Fortunately there is a realistic centrist position on the virus. Pay attention to the science. Trust the state health departments. Match up to the precautions that are recommended. I’m in that group, and I wish there were more of us.

Asian societies, on the whole, have outperformed North America, South America and Europe. By a lot. They had the same novel coronavirus we were hit with, in countries such as Singapore, Taiwan, South Korea and Japan. And did leagues better. Here are some numbers from late June:

Singapore 29,000 cases, 22 deaths. Population: 5.6 million.

Taiwan: 446 cases, 7 deaths. Population: 23.6 million.

South Korea: 12 ,600-plus.cases, 281 deaths. Population: 51.7 million.

Japan: 18,000-plus cases, 955 deaths Population: 123.7 million.

Compare those countries to the U.K., France, Italy and the United States.

U.K.: 400,000-plus cases, 44,000-plus deaths. Population: 56 million.

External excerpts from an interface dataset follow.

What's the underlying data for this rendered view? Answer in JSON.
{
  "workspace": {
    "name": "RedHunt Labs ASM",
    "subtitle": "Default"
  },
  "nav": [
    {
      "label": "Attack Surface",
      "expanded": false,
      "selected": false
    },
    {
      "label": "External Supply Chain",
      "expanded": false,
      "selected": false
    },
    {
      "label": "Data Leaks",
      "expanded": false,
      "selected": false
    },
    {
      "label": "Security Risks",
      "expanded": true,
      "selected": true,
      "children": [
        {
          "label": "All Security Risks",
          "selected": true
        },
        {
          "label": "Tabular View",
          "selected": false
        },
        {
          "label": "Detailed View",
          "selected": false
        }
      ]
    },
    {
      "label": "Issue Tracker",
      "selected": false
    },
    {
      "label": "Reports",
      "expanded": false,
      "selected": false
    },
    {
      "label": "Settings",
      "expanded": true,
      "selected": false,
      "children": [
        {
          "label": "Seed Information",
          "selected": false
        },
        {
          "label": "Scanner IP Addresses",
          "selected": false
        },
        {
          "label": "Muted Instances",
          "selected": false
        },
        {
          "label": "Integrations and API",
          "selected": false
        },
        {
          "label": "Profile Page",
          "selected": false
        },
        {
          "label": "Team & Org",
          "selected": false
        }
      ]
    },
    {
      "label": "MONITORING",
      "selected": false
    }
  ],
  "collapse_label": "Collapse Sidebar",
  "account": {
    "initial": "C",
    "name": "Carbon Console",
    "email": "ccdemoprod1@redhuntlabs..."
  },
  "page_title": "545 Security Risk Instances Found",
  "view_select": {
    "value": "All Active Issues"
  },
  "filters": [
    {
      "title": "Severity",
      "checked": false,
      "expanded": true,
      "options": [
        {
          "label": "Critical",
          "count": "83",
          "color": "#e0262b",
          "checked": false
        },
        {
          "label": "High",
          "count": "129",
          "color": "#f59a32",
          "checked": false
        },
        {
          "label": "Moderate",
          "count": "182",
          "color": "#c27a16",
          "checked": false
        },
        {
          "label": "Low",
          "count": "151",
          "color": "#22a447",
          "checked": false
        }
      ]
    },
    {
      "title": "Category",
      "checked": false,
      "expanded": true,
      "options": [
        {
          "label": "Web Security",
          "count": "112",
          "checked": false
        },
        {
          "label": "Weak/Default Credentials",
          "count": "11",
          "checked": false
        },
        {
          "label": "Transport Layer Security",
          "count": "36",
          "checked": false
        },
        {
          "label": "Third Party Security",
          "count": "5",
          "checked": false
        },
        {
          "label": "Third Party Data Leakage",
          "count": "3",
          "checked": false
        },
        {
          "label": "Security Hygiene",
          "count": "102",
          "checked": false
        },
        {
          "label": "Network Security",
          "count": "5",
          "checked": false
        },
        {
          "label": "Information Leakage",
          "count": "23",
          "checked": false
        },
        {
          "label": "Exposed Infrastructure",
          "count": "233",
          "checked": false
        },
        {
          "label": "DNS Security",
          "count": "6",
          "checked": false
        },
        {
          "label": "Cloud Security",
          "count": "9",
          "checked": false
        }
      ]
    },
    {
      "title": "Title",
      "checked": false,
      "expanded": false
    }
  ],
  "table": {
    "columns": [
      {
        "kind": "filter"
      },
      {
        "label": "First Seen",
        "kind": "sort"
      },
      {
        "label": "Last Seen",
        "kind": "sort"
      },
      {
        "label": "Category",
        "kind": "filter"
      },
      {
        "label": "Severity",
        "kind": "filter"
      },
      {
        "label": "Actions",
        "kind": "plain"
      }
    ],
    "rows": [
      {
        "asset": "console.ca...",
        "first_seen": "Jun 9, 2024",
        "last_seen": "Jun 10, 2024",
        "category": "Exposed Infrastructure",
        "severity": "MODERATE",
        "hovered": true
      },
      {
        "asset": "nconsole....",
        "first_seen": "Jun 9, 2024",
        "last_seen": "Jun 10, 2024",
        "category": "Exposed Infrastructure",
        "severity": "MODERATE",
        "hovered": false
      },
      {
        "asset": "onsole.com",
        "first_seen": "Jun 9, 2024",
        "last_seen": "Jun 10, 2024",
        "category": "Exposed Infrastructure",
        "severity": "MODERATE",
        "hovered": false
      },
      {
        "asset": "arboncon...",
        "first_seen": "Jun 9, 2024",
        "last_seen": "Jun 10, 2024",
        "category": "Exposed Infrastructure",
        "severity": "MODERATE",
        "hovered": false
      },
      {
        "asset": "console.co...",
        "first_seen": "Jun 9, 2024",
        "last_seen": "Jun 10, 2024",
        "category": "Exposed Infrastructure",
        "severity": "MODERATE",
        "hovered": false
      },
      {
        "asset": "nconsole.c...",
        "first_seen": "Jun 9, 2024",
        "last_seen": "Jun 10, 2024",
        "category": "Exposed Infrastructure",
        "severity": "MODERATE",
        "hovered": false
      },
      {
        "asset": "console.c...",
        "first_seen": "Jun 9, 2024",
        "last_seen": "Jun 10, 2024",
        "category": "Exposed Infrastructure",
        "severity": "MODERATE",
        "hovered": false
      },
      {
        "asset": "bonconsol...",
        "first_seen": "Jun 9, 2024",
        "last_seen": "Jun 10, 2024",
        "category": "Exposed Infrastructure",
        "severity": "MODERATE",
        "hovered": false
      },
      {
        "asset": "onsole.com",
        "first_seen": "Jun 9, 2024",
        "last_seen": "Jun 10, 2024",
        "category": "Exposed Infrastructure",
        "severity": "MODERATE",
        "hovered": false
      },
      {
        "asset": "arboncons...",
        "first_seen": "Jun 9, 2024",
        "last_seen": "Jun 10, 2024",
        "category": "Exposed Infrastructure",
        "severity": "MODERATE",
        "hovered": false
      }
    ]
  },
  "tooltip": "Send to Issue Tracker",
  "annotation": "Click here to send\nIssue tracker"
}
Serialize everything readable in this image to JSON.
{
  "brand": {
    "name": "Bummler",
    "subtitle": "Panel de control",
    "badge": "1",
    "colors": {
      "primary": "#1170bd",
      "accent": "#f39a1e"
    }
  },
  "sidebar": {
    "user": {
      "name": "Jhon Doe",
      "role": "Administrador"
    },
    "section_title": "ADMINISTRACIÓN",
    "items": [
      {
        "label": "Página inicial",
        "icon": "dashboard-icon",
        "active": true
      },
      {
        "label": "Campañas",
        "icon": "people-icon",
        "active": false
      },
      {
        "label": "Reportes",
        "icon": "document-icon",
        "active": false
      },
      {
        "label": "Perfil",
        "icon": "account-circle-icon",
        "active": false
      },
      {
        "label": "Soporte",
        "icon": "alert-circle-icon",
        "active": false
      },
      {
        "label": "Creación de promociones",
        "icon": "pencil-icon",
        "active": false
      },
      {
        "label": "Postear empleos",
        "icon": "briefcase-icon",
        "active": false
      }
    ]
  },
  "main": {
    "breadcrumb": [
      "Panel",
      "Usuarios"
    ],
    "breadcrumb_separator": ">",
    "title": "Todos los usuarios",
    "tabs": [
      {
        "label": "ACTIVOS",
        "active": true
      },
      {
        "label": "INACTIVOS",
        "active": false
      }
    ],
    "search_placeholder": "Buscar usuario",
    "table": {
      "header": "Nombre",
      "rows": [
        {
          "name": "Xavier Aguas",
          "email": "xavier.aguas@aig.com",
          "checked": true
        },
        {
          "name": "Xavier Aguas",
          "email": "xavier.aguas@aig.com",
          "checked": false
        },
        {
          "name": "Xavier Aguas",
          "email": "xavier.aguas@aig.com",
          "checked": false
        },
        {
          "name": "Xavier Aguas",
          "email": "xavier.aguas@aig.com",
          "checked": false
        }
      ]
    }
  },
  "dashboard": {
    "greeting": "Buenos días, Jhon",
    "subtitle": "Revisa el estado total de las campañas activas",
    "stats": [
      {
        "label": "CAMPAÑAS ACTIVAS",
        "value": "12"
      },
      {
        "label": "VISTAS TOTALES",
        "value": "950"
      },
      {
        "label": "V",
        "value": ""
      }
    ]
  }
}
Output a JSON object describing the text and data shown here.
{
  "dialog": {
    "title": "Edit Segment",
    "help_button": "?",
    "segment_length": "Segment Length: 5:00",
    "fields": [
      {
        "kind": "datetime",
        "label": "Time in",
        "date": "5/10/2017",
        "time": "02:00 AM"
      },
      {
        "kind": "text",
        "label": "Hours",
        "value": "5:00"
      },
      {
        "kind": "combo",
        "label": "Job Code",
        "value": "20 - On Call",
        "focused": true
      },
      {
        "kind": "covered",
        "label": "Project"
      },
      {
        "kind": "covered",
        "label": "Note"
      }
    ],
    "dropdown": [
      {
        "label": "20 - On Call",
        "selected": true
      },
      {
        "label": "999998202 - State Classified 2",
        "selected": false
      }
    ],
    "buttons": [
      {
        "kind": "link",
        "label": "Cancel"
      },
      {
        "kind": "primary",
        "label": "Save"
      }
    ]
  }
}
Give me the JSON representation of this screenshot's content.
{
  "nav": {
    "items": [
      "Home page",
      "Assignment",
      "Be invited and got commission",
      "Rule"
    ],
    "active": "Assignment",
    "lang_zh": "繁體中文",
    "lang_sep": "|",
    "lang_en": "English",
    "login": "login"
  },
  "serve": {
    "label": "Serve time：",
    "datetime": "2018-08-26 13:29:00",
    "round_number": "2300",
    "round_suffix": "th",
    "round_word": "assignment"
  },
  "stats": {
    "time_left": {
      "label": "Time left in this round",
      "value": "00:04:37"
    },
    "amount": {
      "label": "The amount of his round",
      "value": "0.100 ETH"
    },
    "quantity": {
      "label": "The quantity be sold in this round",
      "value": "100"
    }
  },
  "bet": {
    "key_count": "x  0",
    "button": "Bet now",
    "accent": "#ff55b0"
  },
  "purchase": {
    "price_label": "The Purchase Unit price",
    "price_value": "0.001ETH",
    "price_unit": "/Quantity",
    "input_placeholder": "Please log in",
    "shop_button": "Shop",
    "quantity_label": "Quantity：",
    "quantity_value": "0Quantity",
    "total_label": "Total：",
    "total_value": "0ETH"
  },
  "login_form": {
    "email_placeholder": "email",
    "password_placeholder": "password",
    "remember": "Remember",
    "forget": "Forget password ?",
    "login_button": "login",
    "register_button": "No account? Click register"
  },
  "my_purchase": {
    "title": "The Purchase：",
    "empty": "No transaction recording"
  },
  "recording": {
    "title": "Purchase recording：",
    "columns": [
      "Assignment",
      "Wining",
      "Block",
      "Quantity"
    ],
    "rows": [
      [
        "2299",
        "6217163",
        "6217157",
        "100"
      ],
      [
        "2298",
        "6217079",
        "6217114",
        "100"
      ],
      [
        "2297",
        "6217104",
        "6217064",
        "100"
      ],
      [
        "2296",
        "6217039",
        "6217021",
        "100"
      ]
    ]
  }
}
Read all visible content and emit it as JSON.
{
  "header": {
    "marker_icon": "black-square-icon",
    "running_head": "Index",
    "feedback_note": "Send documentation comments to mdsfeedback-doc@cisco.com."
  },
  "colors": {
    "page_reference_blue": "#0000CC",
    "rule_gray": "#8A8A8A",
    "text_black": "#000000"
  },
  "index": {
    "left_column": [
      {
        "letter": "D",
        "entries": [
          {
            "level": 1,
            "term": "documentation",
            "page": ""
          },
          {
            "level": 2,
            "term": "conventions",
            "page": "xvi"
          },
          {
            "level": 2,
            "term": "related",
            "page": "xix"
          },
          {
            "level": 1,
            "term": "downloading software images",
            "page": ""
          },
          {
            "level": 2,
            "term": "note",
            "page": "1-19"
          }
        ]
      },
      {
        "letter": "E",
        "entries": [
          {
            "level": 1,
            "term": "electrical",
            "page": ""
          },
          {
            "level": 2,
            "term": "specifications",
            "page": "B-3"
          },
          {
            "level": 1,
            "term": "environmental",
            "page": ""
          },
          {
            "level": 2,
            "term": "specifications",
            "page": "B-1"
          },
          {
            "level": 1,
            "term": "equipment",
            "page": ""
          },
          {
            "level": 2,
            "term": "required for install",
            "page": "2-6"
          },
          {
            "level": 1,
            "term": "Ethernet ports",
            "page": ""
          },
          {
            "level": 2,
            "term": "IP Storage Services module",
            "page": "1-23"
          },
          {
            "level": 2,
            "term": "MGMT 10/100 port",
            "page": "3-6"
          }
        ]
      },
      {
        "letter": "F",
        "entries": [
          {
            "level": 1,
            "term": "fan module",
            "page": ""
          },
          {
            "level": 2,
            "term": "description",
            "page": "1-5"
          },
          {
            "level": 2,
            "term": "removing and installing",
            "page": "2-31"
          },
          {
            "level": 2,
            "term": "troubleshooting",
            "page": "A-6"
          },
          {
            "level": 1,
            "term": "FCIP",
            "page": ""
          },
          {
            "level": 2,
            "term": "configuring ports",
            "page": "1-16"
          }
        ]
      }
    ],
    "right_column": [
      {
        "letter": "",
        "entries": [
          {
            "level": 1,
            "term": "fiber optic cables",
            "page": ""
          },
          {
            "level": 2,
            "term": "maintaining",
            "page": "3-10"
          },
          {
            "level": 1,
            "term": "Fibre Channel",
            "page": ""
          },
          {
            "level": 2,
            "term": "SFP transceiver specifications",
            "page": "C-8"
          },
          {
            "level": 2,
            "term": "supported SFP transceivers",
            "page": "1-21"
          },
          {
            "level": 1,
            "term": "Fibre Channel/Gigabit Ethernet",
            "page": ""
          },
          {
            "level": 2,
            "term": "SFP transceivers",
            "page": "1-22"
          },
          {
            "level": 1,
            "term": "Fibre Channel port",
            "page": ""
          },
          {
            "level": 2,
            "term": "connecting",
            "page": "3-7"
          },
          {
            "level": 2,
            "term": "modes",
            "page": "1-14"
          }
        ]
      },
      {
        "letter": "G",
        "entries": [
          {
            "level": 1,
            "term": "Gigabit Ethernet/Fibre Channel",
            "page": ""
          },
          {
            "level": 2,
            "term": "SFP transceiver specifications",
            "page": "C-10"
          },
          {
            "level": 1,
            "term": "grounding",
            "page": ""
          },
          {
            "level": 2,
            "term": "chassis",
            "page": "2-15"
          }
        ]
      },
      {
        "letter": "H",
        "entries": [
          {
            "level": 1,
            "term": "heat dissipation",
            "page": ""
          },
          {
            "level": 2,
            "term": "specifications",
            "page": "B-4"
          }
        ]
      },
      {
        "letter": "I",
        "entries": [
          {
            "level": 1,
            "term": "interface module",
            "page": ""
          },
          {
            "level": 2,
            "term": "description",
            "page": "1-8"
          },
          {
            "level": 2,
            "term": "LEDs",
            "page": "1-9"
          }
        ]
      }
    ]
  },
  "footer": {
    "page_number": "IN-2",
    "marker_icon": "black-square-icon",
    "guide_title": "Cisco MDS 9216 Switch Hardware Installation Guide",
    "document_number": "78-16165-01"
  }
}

France: 161,000 cases, 30,000-plus deaths. Population: 67 million.

Italy 242,000 cases, 35,000-plus deaths. Population: 60.3 million.

United States: 2.5 million-plus cases, 126,000-plus deaths. Population: 329.6 million.

What did the Asian societies do differently?

Unlike the four western nations cited, the Asian countries adopted a culture of universal wearing of masks or other face coverings, respecting social distancing in public places, testing and quarantining. They also did not hesitate to do a “hard shutdown” of their economies, mostly for a six-week (or so) period.

Perhaps because they were geographically closer to China, where the virus originated in the city of Wuhan, they took the highly dangerous rate of infection more seriously . They also saw how terribly their societies would suffer if strict precautionary measures were not implemented and were not observed universally.

Hardly anybody cried “Scam!” or lambasted the government for ordering tough measures, including shutting down bars, restaurants, stores and both indoor and outdoor gatherings. As a whole, the people in each Asian country bent to the task of vanquishing the virus. And they succeeded.

The numbers cited above tell the story. Currently, in our country, the Centers for Disease Control and Prevention (CDC), Johns Hopkins University Medical Center, and the University of Washington Medical Center, who all monitor the virus’ rise and fall in our 50 states, are seeing coronavirus surges in most of the country. For our part, let’s pay attention to the scientists. And prepare, with heart and soul, to follow their guidelines. To the letter.